Ban glanced over at him and scowled. “Sheesh, you’re making that same stupid face again,” he said. “Cut it out, you look like a freak.” He closed the lid of the violin case decisively, then fished a cigarette from his breast pocket. “Look, I played for you. Happy?”
Abruptly, Ginji beamed. “Yeah,” he said. “Yeah! Ban-chan’s the greatest!” And then he launched himself up at Ban, tackling him around the waist. “Ban-chaaaan!”
“Eh, hey, what, let go, you damn eel!” Ban slapped a hand against Ginji’s forehead and pushed. “What are you, some sort of squid, get off!”
“Ban-chan, Ban-chan, you’re the greatest, thank you Ban-chan~”
“Idiot, let go, I’m gonna–”
In a tangled mess of wrapped limbs they fell, right on top of the violin in its case.
“It’s not so bad,” Madoka assured Ginji, running her fingers carefully over the top, where the neck had snapped. “This should be easy enough to fix.”
That was something of a lie — the instrument would never quite be the same, even if Niccolo Amati himself rose from the dead to fix it. On the other hand, she certainly hadn’t been doing the instrument much justice, leaving it to languish in its display case for so long.
Ginji whined, sounding almost exactly like Mozart. “Ma, Madoka-chan …”
“Did he play for you?” she asked, pressing a finger gently to the splintered wood.
He paused, and his silence felt more like reminiscing than a scramble for an excuse.
“Yeah,” he said at last, his voice warm; she didn’t need to touch his face to know he was smiling. “He did.”
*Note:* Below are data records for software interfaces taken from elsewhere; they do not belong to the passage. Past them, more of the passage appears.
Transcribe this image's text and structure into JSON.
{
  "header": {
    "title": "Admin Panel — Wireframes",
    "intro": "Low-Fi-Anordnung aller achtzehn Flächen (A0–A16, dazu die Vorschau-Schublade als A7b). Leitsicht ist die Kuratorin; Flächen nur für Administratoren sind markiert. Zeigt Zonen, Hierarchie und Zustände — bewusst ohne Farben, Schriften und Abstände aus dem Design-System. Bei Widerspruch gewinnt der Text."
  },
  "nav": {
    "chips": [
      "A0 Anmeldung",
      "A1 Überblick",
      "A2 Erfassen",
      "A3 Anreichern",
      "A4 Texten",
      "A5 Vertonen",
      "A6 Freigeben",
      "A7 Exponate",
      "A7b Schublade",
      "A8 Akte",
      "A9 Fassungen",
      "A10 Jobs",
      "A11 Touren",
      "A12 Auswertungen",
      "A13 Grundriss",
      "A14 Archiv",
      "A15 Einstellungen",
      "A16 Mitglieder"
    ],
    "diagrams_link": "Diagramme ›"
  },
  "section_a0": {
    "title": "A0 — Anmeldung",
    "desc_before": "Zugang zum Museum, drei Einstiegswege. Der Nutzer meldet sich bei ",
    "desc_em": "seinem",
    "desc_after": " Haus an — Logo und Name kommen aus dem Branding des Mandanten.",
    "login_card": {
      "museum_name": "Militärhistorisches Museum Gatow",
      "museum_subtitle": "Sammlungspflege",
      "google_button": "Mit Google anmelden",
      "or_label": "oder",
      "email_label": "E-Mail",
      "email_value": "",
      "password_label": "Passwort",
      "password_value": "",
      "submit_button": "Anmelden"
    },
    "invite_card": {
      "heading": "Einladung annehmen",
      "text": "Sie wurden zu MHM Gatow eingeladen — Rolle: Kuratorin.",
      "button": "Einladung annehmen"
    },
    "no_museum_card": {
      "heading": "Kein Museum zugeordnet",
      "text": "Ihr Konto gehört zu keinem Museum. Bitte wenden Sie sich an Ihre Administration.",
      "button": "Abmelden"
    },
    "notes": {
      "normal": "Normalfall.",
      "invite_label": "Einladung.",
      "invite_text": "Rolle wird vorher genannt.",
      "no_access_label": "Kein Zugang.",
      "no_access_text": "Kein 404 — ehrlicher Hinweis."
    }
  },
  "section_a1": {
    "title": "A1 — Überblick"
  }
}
Madoka turned her face towards the sound of his voice and smiled back.
“Good,” she said. “I’m glad.”